Over dinner at Zola’s with my dear friend C. last week, I had an epiphany.
We were talking about what it feels like to be pregnant — and I said that whenever I describe it, the word I keep coming back to is “weird.” It’s weird to have an organism growing inside of you. You can’t see it, but you can feel yourself growing — literally every day — the skin stretching, the belly taut. And you can feel him or her kicking or punching or poking.
But despite this, it’s still hard to imagine that there’s an actual baby in there, swimming around, doing somersaults and growing steadily. I can (sort of) imagine what he or she looks like (from the sonogram), but I don’t know this child yet.
I know I intuitively (and hormonally) want to protect it. I’m eating lots of vegetables, fruit, fiber and protein and I’m monitoring my sugar intake. I’m taking prenatal vitamins. I’m exercising: long walks, prenatal yoga, swims in the Olympic-size pool. I’m managing my stress level and my radiation and chemical exposure. I’m staying away from those smokers on the street (just look the other way and breathe out). And if anyone gets near my belly (mostly on the Metro, where people precariously swing their purses), I’m ready to punch.
But what I realized the other night is that the only other time I used the word weird to describe my feelings was when I was grieving — when my friend and boss John, who was 38 years old, died in his apartment on a cold Friday night in January. It felt like — in a moment — he simply disappeared. It was weird to walk up to my office building in Rosslyn, Va., and not see him out front taking a drag from his cigarette. It was weird that his desk, next to mine, was empty and I couldn’t hear his raspy laugh or see his stunning blue eyes. It was so beyond my comprehension.
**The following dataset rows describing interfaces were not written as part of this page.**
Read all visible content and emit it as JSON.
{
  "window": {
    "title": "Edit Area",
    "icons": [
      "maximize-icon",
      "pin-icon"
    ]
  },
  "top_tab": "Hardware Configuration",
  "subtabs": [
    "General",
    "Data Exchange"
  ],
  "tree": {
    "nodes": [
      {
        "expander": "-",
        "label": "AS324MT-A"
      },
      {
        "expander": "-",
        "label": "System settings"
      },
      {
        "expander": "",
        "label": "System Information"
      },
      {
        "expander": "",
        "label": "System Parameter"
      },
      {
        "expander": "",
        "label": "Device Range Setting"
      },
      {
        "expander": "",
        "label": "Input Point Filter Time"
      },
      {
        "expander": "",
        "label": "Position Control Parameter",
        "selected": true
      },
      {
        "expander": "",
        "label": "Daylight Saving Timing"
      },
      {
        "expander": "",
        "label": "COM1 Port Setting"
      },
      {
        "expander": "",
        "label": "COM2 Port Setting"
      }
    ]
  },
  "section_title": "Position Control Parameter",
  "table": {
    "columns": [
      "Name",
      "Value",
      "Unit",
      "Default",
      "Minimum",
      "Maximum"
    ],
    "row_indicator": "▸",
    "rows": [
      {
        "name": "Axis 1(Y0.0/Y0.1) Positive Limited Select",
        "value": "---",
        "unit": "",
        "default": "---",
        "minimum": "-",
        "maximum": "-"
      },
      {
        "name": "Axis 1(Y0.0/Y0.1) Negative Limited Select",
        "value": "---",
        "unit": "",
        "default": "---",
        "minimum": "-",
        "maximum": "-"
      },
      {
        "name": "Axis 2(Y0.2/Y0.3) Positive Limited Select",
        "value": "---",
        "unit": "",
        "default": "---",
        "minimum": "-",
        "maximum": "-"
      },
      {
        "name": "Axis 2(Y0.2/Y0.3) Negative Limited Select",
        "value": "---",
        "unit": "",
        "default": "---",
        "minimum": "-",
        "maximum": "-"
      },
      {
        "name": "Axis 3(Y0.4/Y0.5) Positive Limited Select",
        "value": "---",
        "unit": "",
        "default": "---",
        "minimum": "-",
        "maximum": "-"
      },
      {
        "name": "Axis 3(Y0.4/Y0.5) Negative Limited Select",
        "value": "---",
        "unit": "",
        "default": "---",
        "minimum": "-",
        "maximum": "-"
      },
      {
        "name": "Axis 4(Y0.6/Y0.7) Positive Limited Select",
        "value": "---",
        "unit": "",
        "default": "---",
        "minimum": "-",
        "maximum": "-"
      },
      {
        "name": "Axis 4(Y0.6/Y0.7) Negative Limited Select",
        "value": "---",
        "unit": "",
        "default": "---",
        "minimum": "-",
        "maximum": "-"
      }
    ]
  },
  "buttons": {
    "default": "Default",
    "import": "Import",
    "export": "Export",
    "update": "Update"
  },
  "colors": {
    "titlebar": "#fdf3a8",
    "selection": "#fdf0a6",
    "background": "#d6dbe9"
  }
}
And so is this. It blows my mind that a few cells came together in a moment, and within a month A. and I saw a heartbeat during an ultrasound. It’s the opposite of when people die and their cells go back into the earth.
Now, A. and I are on the creating end of the cycle of life. And instead of feeling heart-wrenching, empty and lonely, it’s exciting and happy, wondrous and soul-enriching.
And that’s what makes it so beautiful.